··· DATA PROVIDED ···

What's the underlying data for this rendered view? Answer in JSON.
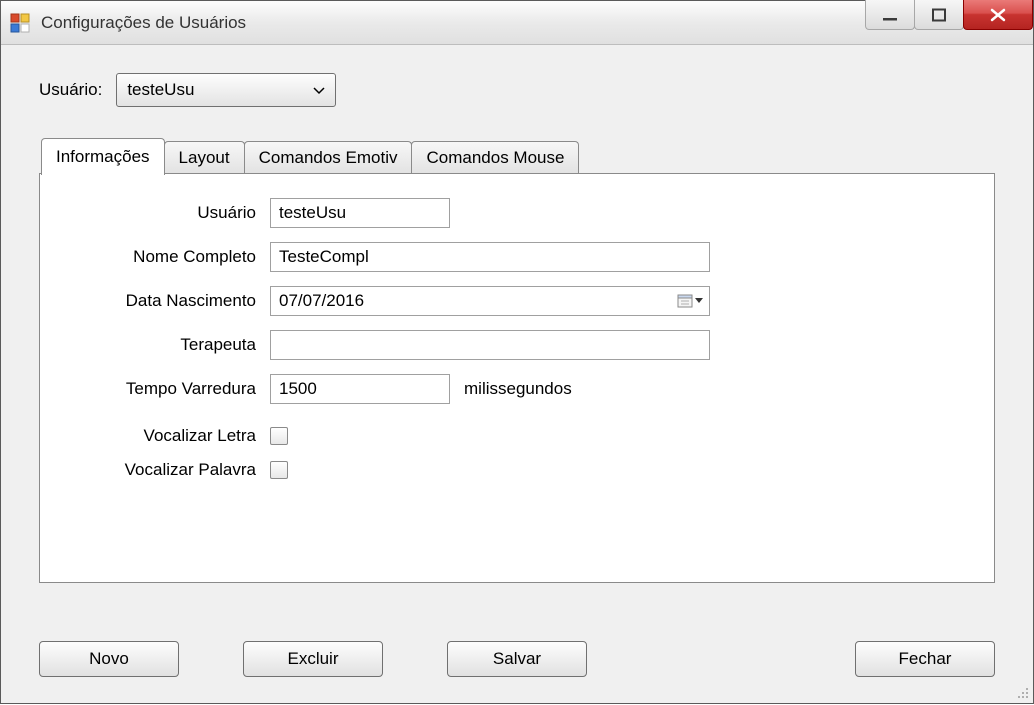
{
  "window": {
    "title": "Configurações de Usuários"
  },
  "userSelector": {
    "label": "Usuário:",
    "value": "testeUsu"
  },
  "tabs": {
    "informacoes": "Informações",
    "layout": "Layout",
    "comandosEmotiv": "Comandos Emotiv",
    "comandosMouse": "Comandos Mouse"
  },
  "form": {
    "usuario": {
      "label": "Usuário",
      "value": "testeUsu"
    },
    "nomeCompleto": {
      "label": "Nome Completo",
      "value": "TesteCompl"
    },
    "dataNascimento": {
      "label": "Data Nascimento",
      "value": "07/07/2016"
    },
    "terapeuta": {
      "label": "Terapeuta",
      "value": ""
    },
    "tempoVarredura": {
      "label": "Tempo Varredura",
      "value": "1500",
      "unit": "milissegundos"
    },
    "vocalizarLetra": {
      "label": "Vocalizar Letra",
      "checked": false
    },
    "vocalizarPalavra": {
      "label": "Vocalizar Palavra",
      "checked": false
    }
  },
  "buttons": {
    "novo": "Novo",
    "excluir": "Excluir",
    "salvar": "Salvar",
    "fechar": "Fechar"
  }
}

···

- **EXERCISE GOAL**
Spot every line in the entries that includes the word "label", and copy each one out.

- **WRITTEN SOLUTION**
    "label": "Usuário:",
      "label": "Usuário",
      "label": "Nome Completo",
      "label": "Data Nascimento",
      "label": "Terapeuta",
      "label": "Tempo Varredura",
      "label": "Vocalizar Letra",
      "label": "Vocalizar Palavra",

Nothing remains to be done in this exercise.